Exercise directions →
Repeat back the entries that follow, keeping every word as it is.

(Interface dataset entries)

++++++

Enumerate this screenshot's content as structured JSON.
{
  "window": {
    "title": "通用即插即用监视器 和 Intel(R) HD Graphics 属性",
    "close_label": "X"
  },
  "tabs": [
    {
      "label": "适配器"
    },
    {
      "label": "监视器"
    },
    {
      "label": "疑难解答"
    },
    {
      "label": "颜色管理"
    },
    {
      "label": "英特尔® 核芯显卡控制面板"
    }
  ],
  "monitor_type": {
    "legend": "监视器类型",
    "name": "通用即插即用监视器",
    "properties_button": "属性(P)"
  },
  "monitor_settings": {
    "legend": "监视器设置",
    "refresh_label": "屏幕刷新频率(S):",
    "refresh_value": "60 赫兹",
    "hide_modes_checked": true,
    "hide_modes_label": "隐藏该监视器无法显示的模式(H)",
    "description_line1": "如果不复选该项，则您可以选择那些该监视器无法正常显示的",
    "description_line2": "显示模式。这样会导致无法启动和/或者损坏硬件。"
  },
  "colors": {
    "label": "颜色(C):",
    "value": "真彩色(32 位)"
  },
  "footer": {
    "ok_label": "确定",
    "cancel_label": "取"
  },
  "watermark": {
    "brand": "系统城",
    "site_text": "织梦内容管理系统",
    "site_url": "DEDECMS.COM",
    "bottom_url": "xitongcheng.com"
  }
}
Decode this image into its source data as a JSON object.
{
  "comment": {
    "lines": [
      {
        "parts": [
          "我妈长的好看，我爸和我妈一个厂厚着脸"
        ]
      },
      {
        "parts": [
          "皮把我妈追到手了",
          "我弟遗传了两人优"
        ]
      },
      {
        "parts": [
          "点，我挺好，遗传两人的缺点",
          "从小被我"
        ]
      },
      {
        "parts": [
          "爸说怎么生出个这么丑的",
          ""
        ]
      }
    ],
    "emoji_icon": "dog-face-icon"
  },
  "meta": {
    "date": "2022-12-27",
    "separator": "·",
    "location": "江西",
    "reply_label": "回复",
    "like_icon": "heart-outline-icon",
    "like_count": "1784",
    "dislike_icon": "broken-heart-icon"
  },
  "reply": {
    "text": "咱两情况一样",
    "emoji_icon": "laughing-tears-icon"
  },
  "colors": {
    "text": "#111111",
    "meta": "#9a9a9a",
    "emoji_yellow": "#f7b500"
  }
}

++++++

Exercise answer →
Enumerate this screenshot's content as structured JSON.
{
  "window": {
    "title": "通用即插即用监视器 和 Intel(R) HD Graphics 属性",
    "close_label": "X"
  },
  "tabs": [
    {
      "label": "适配器"
    },
    {
      "label": "监视器"
    },
    {
      "label": "疑难解答"
    },
    {
      "label": "颜色管理"
    },
    {
      "label": "英特尔® 核芯显卡控制面板"
    }
  ],
  "monitor_type": {
    "legend": "监视器类型",
    "name": "通用即插即用监视器",
    "properties_button": "属性(P)"
  },
  "monitor_settings": {
    "legend": "监视器设置",
    "refresh_label": "屏幕刷新频率(S):",
    "refresh_value": "60 赫兹",
    "hide_modes_checked": true,
    "hide_modes_label": "隐藏该监视器无法显示的模式(H)",
    "description_line1": "如果不复选该项，则您可以选择那些该监视器无法正常显示的",
    "description_line2": "显示模式。这样会导致无法启动和/或者损坏硬件。"
  },
  "colors": {
    "label": "颜色(C):",
    "value": "真彩色(32 位)"
  },
  "footer": {
    "ok_label": "确定",
    "cancel_label": "取"
  },
  "watermark": {
    "brand": "系统城",
    "site_text": "织梦内容管理系统",
    "site_url": "DEDECMS.COM",
    "bottom_url": "xitongcheng.com"
  }
}
Decode this image into its source data as a JSON object.
{
  "comment": {
    "lines": [
      {
        "parts": [
          "我妈长的好看，我爸和我妈一个厂厚着脸"
        ]
      },
      {
        "parts": [
          "皮把我妈追到手了",
          "我弟遗传了两人优"
        ]
      },
      {
        "parts": [
          "点，我挺好，遗传两人的缺点",
          "从小被我"
        ]
      },
      {
        "parts": [
          "爸说怎么生出个这么丑的",
          ""
        ]
      }
    ],
    "emoji_icon": "dog-face-icon"
  },
  "meta": {
    "date": "2022-12-27",
    "separator": "·",
    "location": "江西",
    "reply_label": "回复",
    "like_icon": "heart-outline-icon",
    "like_count": "1784",
    "dislike_icon": "broken-heart-icon"
  },
  "reply": {
    "text": "咱两情况一样",
    "emoji_icon": "laughing-tears-icon"
  },
  "colors": {
    "text": "#111111",
    "meta": "#9a9a9a",
    "emoji_yellow": "#f7b500"
  }
}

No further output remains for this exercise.